The suggestion of a betrayal over Bentley particularly raised Redvers' ire. "I couldn't believe it when I read that Harry had had his contract terminated as that's just not true," he said.
"He's a brilliant young jockey with a great pair of hands. He'll continue to ride for us and I couldn't recommend him enough to anybody else.
"Sheikh Fahad became aware of the situation whereby a young jockey can lose their claim and struggle for a bit and he wanted to do something to help. Harry had a one-year contract and did very well for us and that was extended to two years and now it's come to an end, but he certainly hasn't been sacked.
"He's a smashing fella with a good brain, a credit to the sport and a bloody good jockey too."
As for securing a replacment to Spencers, Redvers admitted that the situation had been fraught behind the scenes.
"He kept beating us!" was his initial assessment when asked why Andrea Atzeni had got the vote as Spencer's replacement. "He gave a horse of ours trained by Stuart Williams a great ride for us earlier the season but we'd always had him on the radar.
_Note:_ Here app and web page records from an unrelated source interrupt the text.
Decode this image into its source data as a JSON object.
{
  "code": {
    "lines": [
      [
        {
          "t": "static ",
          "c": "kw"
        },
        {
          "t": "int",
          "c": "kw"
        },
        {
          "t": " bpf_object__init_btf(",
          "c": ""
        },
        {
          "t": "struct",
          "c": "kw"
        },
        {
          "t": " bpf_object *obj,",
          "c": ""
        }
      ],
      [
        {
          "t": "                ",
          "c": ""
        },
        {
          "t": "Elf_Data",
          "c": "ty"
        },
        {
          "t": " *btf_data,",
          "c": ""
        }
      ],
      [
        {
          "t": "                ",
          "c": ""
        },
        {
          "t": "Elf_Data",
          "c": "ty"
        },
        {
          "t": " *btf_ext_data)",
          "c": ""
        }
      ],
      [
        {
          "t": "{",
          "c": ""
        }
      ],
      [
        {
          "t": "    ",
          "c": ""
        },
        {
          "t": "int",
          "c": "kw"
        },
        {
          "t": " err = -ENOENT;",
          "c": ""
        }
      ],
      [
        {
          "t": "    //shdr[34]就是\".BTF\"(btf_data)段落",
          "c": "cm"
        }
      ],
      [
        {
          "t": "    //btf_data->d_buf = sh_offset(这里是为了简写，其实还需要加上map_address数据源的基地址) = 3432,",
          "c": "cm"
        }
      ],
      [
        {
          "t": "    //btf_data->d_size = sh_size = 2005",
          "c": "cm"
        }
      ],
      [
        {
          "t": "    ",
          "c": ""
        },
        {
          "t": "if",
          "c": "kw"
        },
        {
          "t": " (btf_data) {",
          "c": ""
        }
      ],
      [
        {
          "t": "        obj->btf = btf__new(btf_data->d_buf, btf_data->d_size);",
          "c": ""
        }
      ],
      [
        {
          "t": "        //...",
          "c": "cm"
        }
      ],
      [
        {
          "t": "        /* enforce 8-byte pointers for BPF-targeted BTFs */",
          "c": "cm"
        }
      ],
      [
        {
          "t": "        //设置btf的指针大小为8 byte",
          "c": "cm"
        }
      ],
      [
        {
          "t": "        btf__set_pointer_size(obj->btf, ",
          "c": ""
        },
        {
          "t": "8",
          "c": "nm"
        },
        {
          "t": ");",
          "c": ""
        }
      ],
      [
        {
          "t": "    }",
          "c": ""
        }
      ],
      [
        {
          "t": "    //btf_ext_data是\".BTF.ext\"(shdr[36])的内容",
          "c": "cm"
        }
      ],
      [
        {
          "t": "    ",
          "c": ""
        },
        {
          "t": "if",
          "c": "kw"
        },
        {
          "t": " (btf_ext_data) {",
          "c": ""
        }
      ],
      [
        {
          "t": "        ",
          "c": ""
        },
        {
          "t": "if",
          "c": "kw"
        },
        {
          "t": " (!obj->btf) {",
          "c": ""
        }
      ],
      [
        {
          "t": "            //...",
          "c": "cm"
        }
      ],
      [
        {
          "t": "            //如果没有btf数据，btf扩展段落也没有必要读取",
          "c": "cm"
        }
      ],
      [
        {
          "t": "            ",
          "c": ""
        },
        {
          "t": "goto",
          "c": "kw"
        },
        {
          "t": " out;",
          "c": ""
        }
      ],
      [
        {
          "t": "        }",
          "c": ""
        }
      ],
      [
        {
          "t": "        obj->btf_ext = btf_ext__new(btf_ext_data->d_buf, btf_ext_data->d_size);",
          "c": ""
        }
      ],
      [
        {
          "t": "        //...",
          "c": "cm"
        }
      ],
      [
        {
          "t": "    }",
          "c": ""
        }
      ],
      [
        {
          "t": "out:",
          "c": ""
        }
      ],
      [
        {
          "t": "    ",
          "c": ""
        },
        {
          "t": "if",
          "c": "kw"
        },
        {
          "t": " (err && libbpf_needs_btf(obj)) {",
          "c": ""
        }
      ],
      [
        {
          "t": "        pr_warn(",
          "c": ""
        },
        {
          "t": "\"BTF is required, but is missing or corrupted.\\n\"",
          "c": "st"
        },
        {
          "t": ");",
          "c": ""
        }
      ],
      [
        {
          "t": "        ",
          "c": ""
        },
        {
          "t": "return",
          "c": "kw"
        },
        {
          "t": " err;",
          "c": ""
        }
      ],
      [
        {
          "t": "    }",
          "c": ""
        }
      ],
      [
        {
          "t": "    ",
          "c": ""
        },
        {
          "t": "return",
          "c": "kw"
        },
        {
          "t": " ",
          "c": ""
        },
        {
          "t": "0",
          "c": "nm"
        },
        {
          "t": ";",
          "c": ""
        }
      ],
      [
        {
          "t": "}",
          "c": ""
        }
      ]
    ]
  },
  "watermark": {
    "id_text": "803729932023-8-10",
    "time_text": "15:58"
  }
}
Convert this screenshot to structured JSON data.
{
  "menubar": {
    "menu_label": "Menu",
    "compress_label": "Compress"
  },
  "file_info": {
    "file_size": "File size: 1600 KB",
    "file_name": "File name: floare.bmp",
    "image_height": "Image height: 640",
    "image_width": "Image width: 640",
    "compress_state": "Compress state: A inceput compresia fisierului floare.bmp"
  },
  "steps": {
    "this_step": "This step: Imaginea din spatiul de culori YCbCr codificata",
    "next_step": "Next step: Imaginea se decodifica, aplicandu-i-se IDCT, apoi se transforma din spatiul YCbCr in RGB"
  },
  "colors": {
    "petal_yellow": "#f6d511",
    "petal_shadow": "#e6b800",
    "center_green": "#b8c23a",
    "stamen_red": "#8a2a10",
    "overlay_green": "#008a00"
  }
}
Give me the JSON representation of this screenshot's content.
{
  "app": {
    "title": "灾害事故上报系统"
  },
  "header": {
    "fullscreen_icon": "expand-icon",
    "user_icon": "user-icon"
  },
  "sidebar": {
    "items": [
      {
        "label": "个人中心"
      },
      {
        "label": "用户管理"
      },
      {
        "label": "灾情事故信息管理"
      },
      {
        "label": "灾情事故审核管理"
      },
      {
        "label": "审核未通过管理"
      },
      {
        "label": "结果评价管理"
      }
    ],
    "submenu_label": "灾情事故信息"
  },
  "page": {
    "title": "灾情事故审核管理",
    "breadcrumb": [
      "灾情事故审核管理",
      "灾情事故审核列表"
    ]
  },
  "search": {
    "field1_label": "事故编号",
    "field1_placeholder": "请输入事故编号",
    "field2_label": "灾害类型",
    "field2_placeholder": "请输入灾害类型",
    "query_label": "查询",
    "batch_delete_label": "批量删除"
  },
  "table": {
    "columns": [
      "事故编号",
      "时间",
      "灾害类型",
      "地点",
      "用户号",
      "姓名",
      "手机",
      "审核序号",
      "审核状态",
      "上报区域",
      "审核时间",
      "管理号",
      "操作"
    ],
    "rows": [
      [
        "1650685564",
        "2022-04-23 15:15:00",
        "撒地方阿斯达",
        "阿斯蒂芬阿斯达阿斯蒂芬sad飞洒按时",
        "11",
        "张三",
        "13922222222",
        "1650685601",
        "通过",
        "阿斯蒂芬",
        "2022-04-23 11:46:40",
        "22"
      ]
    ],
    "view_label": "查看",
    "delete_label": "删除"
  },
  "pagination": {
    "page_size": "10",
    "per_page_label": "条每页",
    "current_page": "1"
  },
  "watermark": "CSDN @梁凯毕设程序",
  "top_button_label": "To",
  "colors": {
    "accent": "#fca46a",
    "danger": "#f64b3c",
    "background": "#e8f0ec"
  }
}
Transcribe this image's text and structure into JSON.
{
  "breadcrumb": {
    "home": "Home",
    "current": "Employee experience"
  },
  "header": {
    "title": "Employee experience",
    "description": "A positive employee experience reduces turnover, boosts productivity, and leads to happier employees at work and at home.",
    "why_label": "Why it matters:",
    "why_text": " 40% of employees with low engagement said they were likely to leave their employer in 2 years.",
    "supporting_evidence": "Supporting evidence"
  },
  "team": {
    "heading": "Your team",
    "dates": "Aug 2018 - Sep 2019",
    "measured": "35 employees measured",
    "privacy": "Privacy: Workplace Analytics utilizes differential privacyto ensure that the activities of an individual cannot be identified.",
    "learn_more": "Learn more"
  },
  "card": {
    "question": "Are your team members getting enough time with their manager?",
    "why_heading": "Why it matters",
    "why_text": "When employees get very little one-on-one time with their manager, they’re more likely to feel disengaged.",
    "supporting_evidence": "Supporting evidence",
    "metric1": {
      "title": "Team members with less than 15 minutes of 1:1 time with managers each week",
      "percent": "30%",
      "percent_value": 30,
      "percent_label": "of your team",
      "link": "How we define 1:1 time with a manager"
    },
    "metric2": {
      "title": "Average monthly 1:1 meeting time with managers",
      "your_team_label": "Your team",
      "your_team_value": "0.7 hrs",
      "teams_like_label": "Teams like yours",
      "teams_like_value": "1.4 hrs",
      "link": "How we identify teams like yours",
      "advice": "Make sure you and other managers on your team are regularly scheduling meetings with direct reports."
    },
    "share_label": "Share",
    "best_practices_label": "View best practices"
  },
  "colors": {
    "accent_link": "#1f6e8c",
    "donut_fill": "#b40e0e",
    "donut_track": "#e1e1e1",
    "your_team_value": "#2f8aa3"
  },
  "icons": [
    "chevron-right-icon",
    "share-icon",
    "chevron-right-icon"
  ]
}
Roger Varian is a good friend of mine and we had a conversation about him and things went from there.
"He was just the best man for the job.
"To be honest it was a bit of a nervy couple of days while Andrea decided what he wanted to do, but in the end I locked him in a room with Sheikh Fahad for half an hour and he must have done something to make up his mind."
Will Spencer tell his side of the story at some stage? Redvers said: "I'm sure he will talk to you when he's ready to but he's probably still coming to terms with it all."
Redvers himself looked like a man who had been through the mill this week, although this victory and a Listed-race success at the Curragh within the space of 15 minutes had put the spring back into his step.
Spencer, meanwhile, stayed within the weighing room, keeping his own counsel. Less than two hours earlier, he'd been one of a number of jockeys forced to take dramatic evasive action when the saddle of Joe Doyle, riding Mantou for Michael Bell, slipped round throwing the jockey to the turf in the very final strides of the Melrose Handicap.
Seeing the whites of Doyle's eyes as he lay on the turf, helpless as tonnes of thoroughbred careered towards him, may just have helped convince Spencer that he'd made the right decision. Whether he'll still feel the same way in 12 months' time when he watches another rider don the same silks and bid to win the Roses Stakes for Qatar Racing for the third consecutive year remains to be seen.